# HOW TO COMPLETE THIS TASK
Give the number of lines in the data below containing the word "SMASH", with no other text.

::: DATA FOR ANALYSIS

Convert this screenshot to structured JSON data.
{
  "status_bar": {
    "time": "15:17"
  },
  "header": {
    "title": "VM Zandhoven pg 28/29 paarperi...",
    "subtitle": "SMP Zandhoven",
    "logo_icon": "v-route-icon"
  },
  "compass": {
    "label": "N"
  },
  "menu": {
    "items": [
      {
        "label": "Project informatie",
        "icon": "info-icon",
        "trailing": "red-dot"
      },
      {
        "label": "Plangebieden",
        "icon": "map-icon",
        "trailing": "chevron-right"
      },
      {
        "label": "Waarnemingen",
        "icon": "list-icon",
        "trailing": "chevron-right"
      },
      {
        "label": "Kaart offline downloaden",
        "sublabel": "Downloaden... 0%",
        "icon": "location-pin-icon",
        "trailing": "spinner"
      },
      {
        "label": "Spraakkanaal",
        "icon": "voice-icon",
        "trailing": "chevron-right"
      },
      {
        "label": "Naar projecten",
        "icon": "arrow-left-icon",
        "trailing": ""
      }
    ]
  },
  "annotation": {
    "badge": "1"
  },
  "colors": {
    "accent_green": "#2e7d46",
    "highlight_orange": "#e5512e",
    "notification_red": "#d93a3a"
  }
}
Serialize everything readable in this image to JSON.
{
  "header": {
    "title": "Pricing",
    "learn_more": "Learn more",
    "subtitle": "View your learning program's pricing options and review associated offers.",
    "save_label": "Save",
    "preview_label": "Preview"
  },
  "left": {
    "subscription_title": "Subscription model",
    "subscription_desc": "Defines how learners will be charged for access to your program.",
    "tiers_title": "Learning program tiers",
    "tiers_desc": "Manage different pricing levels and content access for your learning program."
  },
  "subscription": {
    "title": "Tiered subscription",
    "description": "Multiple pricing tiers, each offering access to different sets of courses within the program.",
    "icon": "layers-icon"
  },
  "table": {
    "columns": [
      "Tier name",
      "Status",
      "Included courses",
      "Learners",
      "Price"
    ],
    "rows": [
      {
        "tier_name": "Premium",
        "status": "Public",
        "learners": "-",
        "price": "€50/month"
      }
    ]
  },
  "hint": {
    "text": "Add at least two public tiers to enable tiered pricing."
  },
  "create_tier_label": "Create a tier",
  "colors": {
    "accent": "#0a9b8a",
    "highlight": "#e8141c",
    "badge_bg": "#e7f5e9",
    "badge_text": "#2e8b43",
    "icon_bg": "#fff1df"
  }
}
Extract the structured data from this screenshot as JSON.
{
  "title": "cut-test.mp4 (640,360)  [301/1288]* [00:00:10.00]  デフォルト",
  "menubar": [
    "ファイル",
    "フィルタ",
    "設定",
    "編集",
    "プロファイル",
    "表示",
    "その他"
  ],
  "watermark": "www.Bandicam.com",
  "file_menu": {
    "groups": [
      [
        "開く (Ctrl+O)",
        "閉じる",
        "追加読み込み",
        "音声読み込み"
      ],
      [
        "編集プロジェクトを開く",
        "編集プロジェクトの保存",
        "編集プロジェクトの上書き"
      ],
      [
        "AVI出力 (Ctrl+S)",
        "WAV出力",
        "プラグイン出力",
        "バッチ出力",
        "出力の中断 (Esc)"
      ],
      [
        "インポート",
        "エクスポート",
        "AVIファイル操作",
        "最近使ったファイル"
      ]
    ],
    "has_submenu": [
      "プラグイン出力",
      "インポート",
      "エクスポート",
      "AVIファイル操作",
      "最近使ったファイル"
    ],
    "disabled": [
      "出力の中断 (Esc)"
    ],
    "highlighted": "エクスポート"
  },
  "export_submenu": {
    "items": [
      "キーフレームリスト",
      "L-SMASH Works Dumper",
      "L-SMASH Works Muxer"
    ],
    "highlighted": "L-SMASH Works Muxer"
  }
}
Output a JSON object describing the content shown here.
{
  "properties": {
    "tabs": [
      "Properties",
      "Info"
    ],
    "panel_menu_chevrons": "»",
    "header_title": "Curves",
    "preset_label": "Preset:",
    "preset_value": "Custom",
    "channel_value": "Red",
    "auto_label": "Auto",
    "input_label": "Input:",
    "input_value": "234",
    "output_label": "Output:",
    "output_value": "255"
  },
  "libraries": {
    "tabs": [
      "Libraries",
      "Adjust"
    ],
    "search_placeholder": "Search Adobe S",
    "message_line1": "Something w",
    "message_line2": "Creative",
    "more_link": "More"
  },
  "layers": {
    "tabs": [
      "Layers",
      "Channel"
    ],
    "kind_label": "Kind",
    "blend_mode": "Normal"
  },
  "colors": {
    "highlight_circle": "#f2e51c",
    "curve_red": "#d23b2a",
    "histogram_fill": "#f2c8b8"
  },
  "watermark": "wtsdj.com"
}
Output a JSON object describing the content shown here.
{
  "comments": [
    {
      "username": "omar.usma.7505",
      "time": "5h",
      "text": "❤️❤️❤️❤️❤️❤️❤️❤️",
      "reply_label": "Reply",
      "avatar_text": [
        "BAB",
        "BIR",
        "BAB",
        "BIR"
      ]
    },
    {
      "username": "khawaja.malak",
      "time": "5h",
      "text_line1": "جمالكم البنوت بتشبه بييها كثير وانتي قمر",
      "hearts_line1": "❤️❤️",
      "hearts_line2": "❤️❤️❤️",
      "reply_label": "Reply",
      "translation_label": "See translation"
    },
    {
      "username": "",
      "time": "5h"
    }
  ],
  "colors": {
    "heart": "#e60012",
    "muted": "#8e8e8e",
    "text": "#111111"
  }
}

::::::

# EXERCISE OUTPUT
3